- **What to do**
Would you give the number of lines in the entries that contain the word "kind"? Nothing else is needed.

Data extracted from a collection
----------------------------------------

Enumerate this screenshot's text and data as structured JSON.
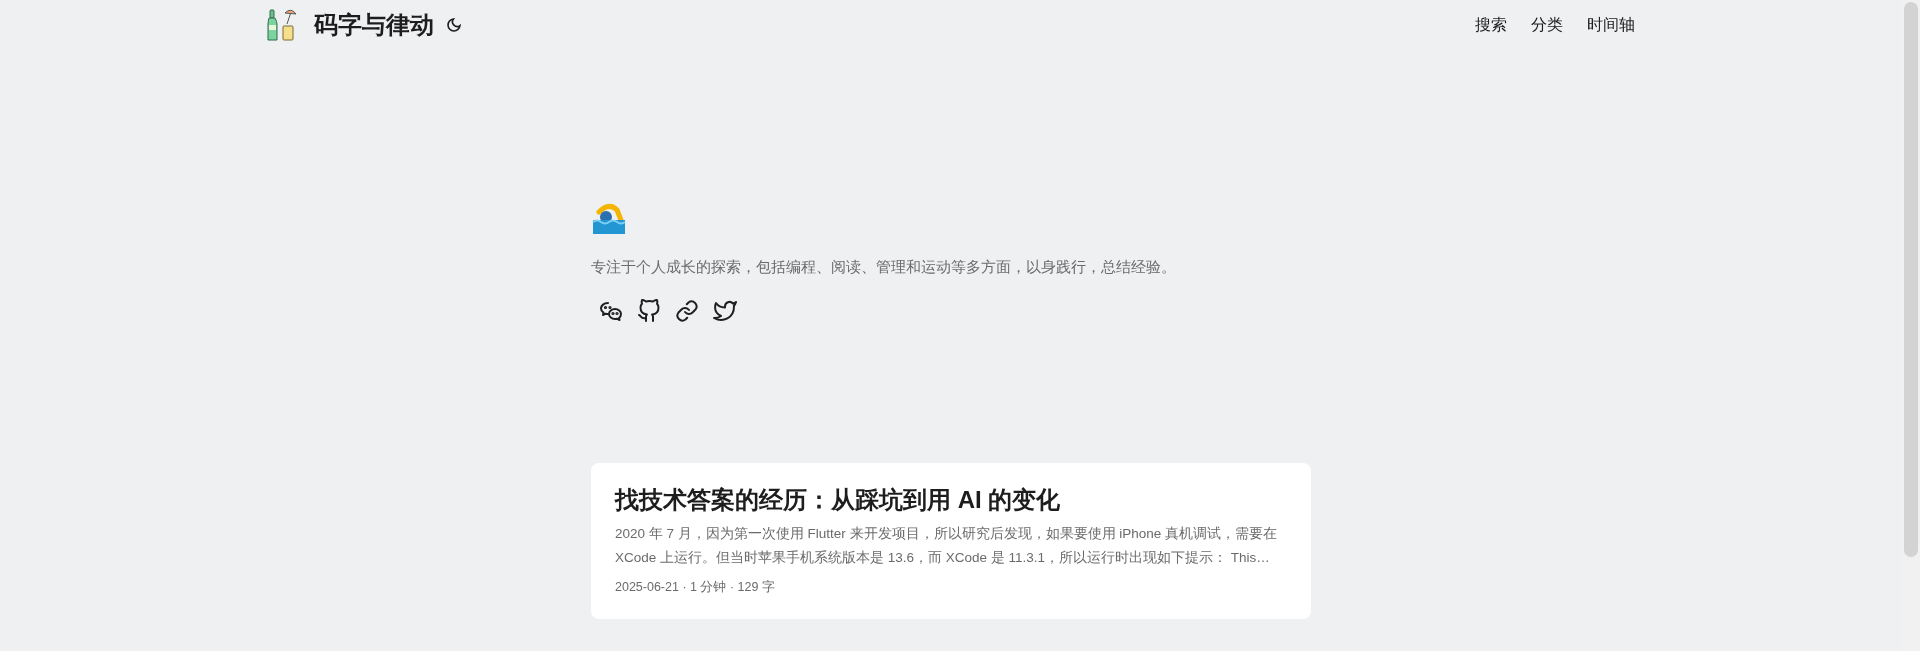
{
  "header": {
    "site_title": "码字与律动",
    "nav": [
      {
        "label": "搜索"
      },
      {
        "label": "分类"
      },
      {
        "label": "时间轴"
      }
    ]
  },
  "profile": {
    "description": "专注于个人成长的探索，包括编程、阅读、管理和运动等多方面，以身践行，总结经验。",
    "socials": [
      {
        "kind": "wechat"
      },
      {
        "kind": "github"
      },
      {
        "kind": "link"
      },
      {
        "kind": "twitter"
      }
    ]
  },
  "posts": [
    {
      "title": "找技术答案的经历：从踩坑到用 AI 的变化",
      "excerpt": "2020 年 7 月，因为第一次使用 Flutter 来开发项目，所以研究后发现，如果要使用 iPhone 真机调试，需要在 XCode 上运行。但当时苹果手机系统版本是 13.6，而 XCode 是 11.3.1，所以运行时出现如下提示： This…",
      "meta": "2025-06-21 · 1 分钟 · 129 字"
    }
  ]
}
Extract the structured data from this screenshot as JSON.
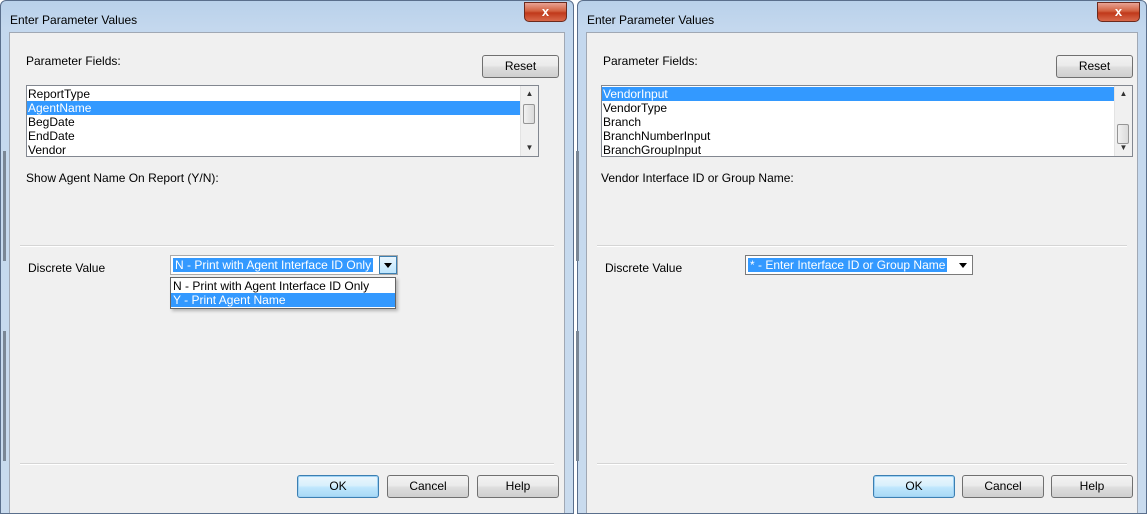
{
  "colors": {
    "selection": "#3399ff",
    "dialog_bg": "#f0f0f0",
    "frame": "#c4d8ee",
    "close_button": "#c0391b"
  },
  "left_dialog": {
    "title": "Enter Parameter Values",
    "close_icon": "close-icon",
    "close_glyph": "x",
    "param_fields_label": "Parameter Fields:",
    "reset_label": "Reset",
    "fields": [
      {
        "label": "ReportType",
        "selected": false
      },
      {
        "label": "AgentName",
        "selected": true
      },
      {
        "label": "BegDate",
        "selected": false
      },
      {
        "label": "EndDate",
        "selected": false
      },
      {
        "label": "Vendor",
        "selected": false
      }
    ],
    "prompt": "Show Agent Name On Report (Y/N):",
    "discrete_label": "Discrete Value",
    "discrete_value": "N - Print with Agent Interface ID Only",
    "options": [
      {
        "label": "N - Print with Agent Interface ID Only",
        "selected": false
      },
      {
        "label": "Y - Print Agent Name",
        "selected": true
      }
    ],
    "ok_label": "OK",
    "cancel_label": "Cancel",
    "help_label": "Help"
  },
  "right_dialog": {
    "title": "Enter Parameter Values",
    "close_icon": "close-icon",
    "close_glyph": "x",
    "param_fields_label": "Parameter Fields:",
    "reset_label": "Reset",
    "fields": [
      {
        "label": "VendorInput",
        "selected": true
      },
      {
        "label": "VendorType",
        "selected": false
      },
      {
        "label": "Branch",
        "selected": false
      },
      {
        "label": "BranchNumberInput",
        "selected": false
      },
      {
        "label": "BranchGroupInput",
        "selected": false
      }
    ],
    "prompt": "Vendor Interface ID or Group Name:",
    "discrete_label": "Discrete Value",
    "discrete_value": "* - Enter Interface ID or Group Name",
    "ok_label": "OK",
    "cancel_label": "Cancel",
    "help_label": "Help"
  }
}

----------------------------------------

- **Exercise answer**
4